━━ DATASET ENTRIES

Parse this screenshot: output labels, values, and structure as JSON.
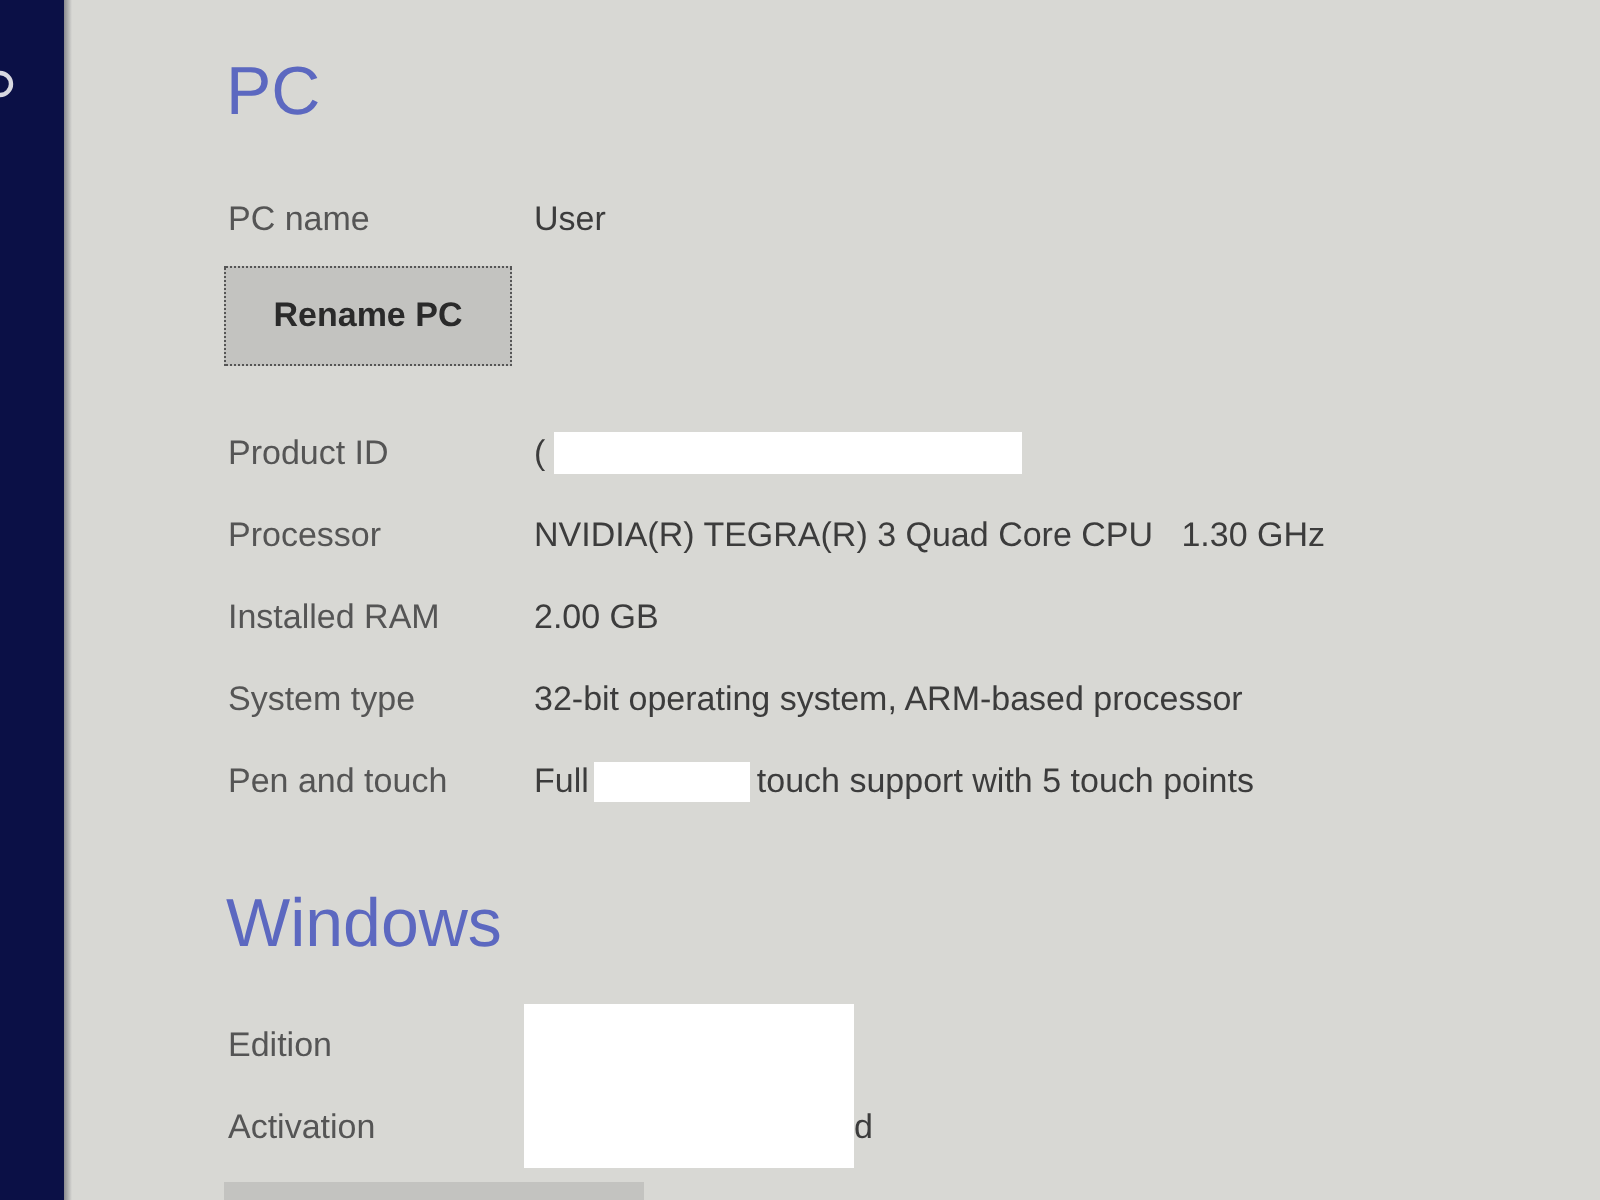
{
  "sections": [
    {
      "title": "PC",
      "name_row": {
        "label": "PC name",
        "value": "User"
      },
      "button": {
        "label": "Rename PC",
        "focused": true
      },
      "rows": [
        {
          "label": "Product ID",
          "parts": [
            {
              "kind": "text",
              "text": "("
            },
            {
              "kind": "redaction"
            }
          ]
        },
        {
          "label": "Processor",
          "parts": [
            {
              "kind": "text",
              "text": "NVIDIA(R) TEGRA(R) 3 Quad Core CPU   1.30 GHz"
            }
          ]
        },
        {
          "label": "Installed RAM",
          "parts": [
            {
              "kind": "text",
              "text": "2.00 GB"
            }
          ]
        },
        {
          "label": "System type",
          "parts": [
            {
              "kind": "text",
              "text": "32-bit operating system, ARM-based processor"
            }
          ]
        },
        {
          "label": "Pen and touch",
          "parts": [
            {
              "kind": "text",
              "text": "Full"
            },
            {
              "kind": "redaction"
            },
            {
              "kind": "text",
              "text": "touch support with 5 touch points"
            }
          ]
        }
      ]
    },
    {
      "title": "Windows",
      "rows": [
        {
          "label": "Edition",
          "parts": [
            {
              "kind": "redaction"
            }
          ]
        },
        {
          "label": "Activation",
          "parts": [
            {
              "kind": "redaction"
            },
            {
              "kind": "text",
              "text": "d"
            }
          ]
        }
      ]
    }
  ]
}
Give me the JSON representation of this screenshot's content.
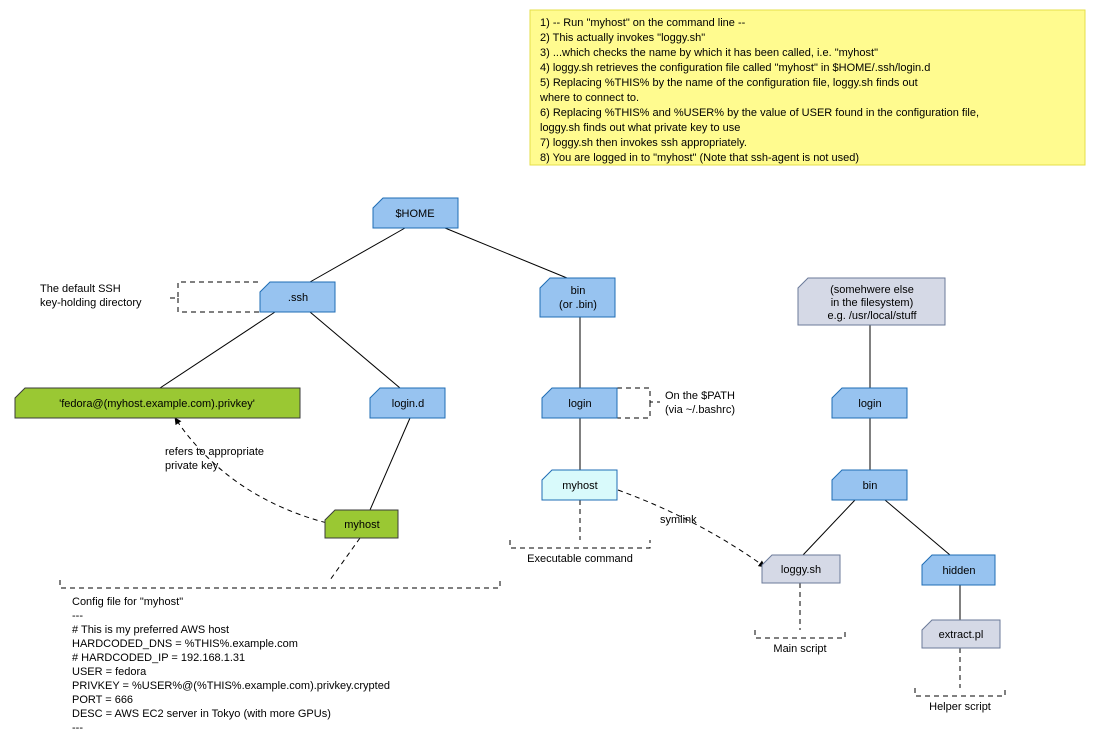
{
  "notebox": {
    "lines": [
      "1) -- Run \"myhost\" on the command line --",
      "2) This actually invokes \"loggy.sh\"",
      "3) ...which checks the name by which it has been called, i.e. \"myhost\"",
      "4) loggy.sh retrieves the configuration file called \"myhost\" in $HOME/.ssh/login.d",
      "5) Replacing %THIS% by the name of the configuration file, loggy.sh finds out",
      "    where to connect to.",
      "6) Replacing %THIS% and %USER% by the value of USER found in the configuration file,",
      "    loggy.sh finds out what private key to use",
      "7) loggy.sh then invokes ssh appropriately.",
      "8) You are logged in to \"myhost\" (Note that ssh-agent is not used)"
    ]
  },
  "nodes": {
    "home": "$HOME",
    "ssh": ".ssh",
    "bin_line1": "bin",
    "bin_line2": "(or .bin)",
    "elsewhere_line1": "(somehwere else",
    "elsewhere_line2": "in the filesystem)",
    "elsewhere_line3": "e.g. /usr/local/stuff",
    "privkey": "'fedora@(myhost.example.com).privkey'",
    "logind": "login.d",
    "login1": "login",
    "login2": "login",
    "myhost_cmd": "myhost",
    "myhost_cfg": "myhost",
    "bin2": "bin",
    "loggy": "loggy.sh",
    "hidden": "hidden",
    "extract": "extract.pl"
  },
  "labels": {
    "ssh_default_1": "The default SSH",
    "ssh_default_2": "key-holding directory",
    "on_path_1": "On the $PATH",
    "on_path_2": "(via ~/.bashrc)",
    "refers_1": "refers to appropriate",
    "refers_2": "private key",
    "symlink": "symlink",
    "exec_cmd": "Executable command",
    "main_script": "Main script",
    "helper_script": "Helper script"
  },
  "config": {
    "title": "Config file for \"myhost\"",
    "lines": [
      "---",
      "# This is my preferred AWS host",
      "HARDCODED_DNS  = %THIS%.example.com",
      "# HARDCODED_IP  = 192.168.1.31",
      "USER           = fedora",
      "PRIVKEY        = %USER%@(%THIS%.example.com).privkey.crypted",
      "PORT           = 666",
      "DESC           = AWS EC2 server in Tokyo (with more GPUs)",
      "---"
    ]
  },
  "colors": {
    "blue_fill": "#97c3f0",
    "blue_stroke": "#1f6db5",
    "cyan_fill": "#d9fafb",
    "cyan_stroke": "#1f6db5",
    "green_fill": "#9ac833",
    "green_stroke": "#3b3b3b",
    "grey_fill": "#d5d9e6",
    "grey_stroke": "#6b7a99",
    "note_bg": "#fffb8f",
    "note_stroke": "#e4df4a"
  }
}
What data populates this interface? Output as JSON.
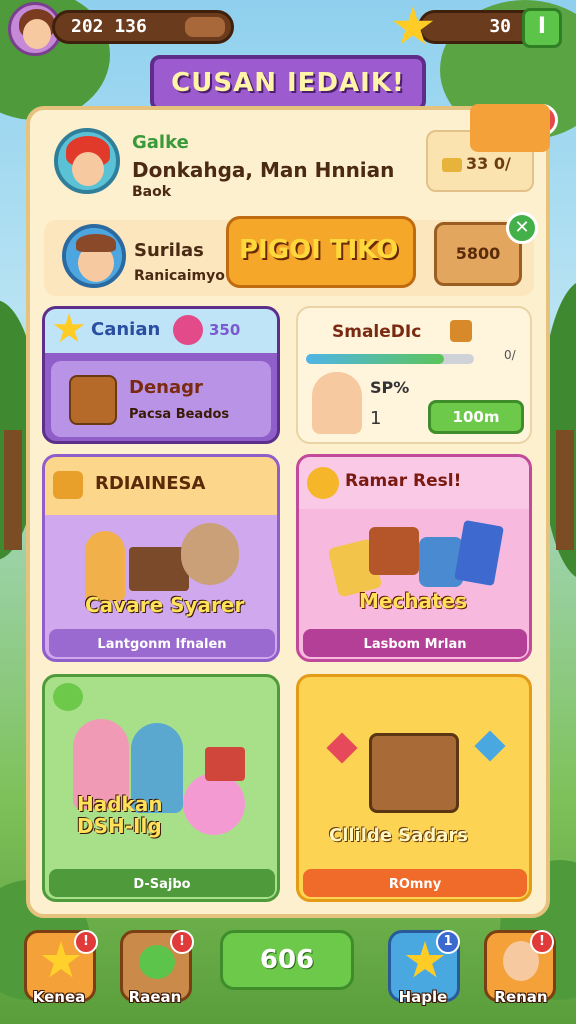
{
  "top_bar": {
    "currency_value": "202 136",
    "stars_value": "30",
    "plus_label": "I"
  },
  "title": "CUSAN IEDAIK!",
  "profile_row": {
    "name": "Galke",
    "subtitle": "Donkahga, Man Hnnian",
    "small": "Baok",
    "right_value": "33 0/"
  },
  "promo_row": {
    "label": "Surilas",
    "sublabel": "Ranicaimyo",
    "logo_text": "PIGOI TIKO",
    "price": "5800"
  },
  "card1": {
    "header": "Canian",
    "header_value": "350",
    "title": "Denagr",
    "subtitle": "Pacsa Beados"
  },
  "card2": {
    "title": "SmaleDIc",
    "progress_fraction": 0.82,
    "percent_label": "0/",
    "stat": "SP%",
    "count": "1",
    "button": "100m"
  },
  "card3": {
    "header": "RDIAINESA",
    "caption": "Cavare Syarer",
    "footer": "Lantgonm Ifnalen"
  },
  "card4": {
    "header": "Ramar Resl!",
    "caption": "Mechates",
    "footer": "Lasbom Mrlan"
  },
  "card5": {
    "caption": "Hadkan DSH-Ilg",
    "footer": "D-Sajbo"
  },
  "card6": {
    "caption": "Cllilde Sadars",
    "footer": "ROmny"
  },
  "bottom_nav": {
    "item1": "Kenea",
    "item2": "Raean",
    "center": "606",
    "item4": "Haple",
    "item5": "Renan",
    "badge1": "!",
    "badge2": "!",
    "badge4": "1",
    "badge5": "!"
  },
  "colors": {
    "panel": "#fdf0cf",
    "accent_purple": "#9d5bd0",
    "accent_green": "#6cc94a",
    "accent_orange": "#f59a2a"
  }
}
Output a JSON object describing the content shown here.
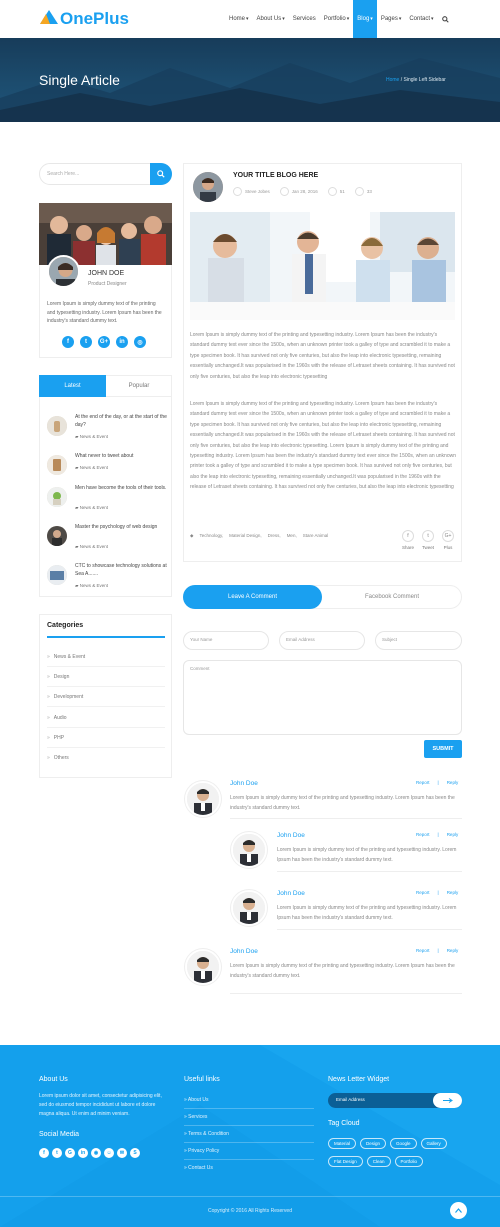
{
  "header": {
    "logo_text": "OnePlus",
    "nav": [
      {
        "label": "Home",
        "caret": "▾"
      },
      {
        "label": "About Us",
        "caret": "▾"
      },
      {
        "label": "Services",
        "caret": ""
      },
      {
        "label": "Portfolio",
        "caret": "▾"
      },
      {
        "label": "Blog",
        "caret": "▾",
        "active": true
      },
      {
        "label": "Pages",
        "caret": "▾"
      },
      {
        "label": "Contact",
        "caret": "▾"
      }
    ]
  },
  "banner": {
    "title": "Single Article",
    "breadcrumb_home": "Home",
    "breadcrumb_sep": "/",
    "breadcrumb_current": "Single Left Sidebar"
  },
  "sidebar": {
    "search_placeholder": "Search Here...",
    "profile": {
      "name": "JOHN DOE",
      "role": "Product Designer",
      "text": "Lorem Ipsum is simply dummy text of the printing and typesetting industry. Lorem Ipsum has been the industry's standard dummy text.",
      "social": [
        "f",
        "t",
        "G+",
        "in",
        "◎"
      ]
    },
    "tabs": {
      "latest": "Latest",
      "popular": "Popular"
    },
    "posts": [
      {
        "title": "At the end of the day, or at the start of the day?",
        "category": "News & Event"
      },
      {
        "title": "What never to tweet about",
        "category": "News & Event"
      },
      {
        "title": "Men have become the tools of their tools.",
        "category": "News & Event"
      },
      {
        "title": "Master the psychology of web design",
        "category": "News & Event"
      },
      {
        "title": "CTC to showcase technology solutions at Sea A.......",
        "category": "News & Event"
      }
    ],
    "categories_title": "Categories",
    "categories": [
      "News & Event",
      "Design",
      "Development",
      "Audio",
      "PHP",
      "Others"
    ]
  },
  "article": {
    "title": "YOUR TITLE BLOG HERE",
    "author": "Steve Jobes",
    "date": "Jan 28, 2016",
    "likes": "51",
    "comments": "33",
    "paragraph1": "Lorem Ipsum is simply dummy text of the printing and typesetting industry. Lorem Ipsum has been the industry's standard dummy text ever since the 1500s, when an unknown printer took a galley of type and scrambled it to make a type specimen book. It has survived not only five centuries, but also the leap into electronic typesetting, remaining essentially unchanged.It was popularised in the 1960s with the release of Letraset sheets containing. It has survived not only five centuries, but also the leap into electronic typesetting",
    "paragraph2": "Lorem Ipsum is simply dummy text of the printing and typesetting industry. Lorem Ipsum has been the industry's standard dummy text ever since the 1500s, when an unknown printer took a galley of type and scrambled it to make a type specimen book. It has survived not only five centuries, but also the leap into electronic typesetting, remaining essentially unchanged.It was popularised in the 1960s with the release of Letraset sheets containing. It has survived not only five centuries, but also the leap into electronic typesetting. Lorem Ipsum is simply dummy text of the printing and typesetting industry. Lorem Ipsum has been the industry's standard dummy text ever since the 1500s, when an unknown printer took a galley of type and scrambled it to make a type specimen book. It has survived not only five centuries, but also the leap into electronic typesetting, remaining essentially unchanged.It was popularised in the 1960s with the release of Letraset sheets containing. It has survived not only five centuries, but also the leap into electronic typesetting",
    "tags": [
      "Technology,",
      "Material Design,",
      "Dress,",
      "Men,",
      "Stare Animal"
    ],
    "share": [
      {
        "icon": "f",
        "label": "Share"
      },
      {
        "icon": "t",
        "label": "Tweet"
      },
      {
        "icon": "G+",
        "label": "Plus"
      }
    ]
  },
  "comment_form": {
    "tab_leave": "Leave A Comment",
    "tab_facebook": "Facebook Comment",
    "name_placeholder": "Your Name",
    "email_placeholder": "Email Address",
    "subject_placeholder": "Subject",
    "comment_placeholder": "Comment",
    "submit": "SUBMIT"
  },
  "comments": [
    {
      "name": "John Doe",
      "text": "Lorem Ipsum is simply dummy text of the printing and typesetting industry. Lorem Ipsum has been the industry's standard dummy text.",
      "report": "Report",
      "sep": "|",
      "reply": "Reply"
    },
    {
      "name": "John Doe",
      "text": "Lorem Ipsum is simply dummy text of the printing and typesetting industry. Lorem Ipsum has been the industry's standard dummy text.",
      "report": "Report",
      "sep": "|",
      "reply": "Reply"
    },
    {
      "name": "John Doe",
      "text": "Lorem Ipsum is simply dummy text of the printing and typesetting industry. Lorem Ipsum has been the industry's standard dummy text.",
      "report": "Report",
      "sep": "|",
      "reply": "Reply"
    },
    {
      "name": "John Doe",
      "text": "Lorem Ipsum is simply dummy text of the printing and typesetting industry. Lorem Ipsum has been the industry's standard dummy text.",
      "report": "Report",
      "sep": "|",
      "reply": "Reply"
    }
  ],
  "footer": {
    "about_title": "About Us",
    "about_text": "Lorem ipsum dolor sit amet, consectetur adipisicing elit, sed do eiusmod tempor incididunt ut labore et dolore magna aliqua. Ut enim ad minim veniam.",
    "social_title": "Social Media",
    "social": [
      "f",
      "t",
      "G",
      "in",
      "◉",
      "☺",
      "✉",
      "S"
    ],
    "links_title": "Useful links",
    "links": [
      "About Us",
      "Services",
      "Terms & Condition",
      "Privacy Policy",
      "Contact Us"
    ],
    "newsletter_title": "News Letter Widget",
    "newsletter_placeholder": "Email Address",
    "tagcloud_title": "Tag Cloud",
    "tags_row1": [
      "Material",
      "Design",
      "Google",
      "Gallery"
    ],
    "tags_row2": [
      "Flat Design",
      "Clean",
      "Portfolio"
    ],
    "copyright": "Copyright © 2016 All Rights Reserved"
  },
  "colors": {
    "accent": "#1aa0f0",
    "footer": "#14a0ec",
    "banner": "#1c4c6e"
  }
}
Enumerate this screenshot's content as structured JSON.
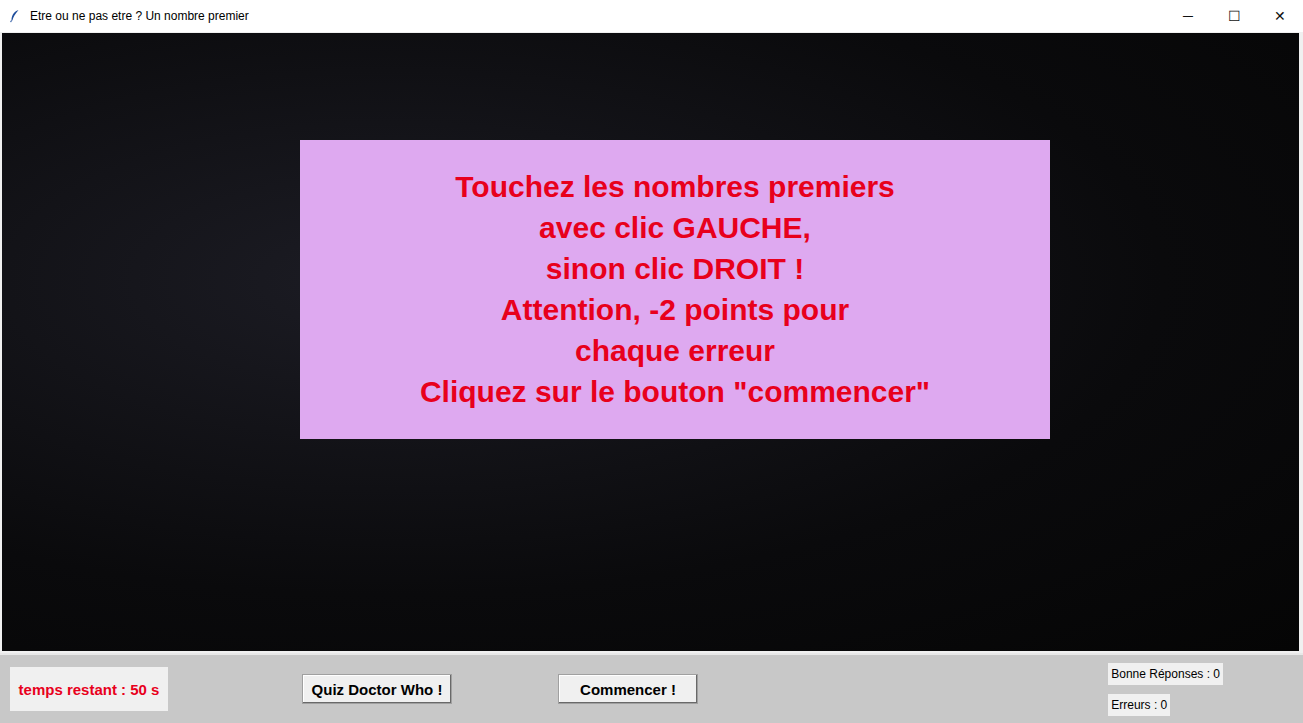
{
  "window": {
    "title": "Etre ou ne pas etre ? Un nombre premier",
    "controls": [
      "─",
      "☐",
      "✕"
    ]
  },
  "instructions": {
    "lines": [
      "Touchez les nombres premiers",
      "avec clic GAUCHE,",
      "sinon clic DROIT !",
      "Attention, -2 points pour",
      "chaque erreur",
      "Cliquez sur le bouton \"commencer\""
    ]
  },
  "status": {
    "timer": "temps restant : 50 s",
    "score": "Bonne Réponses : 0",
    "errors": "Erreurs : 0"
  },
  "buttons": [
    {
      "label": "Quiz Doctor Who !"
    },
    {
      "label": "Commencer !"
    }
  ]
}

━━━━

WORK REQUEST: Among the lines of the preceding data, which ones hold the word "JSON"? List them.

COMPLETED EXERCISE:
Parse this screenshot: output labels, values, and structure as JSON.
Give me the JSON representation of this screenshot's content.
What data populates this interface? Output as JSON.
Output a JSON object describing the content shown here.
Enumerate this screenshot's content as structured JSON.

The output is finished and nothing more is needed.